* Information provided *
# # # # # # #
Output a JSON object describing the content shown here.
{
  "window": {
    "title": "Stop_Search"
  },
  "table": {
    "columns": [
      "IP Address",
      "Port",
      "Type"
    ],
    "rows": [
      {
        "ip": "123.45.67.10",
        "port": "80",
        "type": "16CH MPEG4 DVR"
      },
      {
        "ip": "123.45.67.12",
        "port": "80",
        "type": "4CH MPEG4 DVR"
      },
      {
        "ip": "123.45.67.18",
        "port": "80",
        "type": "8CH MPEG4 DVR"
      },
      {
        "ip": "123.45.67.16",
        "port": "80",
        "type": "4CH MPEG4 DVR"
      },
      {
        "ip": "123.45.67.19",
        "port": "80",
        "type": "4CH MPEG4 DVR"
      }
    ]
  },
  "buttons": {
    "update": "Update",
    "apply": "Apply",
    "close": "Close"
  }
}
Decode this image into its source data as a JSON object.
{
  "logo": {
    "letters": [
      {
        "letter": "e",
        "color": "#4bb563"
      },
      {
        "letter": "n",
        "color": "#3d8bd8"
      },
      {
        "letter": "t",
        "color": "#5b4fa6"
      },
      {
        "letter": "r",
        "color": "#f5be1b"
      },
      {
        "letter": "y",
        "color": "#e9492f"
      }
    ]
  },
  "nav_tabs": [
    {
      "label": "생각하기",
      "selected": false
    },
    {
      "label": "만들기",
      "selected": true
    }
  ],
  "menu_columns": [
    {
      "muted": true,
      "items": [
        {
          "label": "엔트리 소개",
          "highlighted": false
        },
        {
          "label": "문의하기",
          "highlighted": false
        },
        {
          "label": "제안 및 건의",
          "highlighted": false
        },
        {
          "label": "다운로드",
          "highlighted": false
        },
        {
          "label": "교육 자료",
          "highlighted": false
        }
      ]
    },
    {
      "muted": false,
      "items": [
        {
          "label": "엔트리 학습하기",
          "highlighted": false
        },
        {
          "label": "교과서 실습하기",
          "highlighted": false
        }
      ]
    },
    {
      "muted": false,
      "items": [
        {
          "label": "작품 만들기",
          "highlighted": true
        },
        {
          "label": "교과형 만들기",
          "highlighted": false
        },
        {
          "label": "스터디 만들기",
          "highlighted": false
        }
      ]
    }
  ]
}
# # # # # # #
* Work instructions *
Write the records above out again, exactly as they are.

* Exercise result *
Output a JSON object describing the content shown here.
{
  "window": {
    "title": "Stop_Search"
  },
  "table": {
    "columns": [
      "IP Address",
      "Port",
      "Type"
    ],
    "rows": [
      {
        "ip": "123.45.67.10",
        "port": "80",
        "type": "16CH MPEG4 DVR"
      },
      {
        "ip": "123.45.67.12",
        "port": "80",
        "type": "4CH MPEG4 DVR"
      },
      {
        "ip": "123.45.67.18",
        "port": "80",
        "type": "8CH MPEG4 DVR"
      },
      {
        "ip": "123.45.67.16",
        "port": "80",
        "type": "4CH MPEG4 DVR"
      },
      {
        "ip": "123.45.67.19",
        "port": "80",
        "type": "4CH MPEG4 DVR"
      }
    ]
  },
  "buttons": {
    "update": "Update",
    "apply": "Apply",
    "close": "Close"
  }
}
Decode this image into its source data as a JSON object.
{
  "logo": {
    "letters": [
      {
        "letter": "e",
        "color": "#4bb563"
      },
      {
        "letter": "n",
        "color": "#3d8bd8"
      },
      {
        "letter": "t",
        "color": "#5b4fa6"
      },
      {
        "letter": "r",
        "color": "#f5be1b"
      },
      {
        "letter": "y",
        "color": "#e9492f"
      }
    ]
  },
  "nav_tabs": [
    {
      "label": "생각하기",
      "selected": false
    },
    {
      "label": "만들기",
      "selected": true
    }
  ],
  "menu_columns": [
    {
      "muted": true,
      "items": [
        {
          "label": "엔트리 소개",
          "highlighted": false
        },
        {
          "label": "문의하기",
          "highlighted": false
        },
        {
          "label": "제안 및 건의",
          "highlighted": false
        },
        {
          "label": "다운로드",
          "highlighted": false
        },
        {
          "label": "교육 자료",
          "highlighted": false
        }
      ]
    },
    {
      "muted": false,
      "items": [
        {
          "label": "엔트리 학습하기",
          "highlighted": false
        },
        {
          "label": "교과서 실습하기",
          "highlighted": false
        }
      ]
    },
    {
      "muted": false,
      "items": [
        {
          "label": "작품 만들기",
          "highlighted": true
        },
        {
          "label": "교과형 만들기",
          "highlighted": false
        },
        {
          "label": "스터디 만들기",
          "highlighted": false
        }
      ]
    }
  ]
}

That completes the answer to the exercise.